— Work request —
In the listing below, find each line containing "Playbooks" and report it.

— Entries shown —
:::

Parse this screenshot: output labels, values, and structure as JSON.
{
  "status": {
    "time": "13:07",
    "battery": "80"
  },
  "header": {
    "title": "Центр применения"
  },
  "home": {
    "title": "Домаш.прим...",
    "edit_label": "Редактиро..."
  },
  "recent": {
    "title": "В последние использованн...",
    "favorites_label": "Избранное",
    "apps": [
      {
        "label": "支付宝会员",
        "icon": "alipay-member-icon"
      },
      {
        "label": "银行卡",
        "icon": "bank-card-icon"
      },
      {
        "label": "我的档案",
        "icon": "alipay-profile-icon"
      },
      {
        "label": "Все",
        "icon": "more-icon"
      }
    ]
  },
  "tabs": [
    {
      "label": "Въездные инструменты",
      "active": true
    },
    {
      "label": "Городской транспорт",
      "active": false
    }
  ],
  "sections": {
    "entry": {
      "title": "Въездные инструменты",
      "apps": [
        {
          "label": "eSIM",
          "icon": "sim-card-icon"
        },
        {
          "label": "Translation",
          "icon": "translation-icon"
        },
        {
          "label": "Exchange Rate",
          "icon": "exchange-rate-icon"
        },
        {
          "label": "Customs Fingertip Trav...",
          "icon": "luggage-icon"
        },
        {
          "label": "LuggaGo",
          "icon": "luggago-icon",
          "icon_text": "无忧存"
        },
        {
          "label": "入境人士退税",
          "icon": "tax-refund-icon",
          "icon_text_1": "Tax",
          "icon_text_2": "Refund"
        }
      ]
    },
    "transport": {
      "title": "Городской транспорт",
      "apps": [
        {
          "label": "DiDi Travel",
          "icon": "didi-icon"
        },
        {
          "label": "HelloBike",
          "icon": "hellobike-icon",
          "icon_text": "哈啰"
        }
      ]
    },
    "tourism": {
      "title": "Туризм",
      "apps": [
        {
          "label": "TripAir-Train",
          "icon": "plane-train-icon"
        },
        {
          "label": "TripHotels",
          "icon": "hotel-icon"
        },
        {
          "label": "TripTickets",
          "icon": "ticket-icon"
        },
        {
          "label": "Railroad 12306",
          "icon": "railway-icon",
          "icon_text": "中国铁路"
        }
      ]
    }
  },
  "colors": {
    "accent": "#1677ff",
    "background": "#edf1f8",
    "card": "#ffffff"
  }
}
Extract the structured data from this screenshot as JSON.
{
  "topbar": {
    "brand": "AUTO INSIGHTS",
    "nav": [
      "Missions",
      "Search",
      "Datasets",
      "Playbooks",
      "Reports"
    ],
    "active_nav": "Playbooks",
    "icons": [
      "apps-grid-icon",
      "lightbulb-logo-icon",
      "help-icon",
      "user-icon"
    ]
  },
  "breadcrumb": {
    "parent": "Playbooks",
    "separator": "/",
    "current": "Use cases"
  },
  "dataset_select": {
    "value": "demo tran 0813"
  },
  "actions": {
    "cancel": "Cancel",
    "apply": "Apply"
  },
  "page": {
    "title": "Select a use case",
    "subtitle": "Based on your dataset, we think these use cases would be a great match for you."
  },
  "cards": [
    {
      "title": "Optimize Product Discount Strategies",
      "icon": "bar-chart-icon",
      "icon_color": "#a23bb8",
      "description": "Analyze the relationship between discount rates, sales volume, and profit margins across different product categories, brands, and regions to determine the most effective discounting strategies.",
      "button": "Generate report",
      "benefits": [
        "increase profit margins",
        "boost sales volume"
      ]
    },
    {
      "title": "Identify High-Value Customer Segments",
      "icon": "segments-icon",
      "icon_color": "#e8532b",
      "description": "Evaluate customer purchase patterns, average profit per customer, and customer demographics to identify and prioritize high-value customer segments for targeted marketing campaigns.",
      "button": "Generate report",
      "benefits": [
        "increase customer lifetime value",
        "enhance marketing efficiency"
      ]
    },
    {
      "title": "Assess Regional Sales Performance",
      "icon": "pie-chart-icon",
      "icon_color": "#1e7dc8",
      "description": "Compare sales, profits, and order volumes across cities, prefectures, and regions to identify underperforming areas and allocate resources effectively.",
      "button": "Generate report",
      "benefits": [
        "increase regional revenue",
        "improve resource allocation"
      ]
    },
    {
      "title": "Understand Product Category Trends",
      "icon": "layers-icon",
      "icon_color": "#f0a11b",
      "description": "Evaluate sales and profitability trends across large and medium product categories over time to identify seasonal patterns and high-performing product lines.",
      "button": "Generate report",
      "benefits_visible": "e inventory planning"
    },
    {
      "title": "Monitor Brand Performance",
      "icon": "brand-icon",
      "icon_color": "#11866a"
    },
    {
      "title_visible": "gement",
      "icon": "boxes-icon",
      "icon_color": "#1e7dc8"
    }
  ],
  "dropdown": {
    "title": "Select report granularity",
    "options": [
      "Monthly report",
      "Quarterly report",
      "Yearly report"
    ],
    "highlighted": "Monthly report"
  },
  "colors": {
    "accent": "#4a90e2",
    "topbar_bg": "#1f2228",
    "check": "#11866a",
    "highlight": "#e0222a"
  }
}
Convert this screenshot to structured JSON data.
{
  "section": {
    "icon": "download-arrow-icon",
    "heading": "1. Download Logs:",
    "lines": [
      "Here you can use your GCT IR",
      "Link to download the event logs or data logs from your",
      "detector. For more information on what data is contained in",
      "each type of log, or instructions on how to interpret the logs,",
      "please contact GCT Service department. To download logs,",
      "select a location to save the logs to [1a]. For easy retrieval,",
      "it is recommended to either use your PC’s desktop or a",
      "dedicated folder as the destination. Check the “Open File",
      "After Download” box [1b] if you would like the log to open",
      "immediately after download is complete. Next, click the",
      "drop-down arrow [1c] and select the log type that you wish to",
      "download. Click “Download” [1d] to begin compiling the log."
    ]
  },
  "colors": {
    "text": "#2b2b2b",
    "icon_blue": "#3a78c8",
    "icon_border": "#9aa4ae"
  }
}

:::

— Solution to this exercise —
      "Playbooks",
    "active_nav": "Playbooks",
    "parent": "Playbooks",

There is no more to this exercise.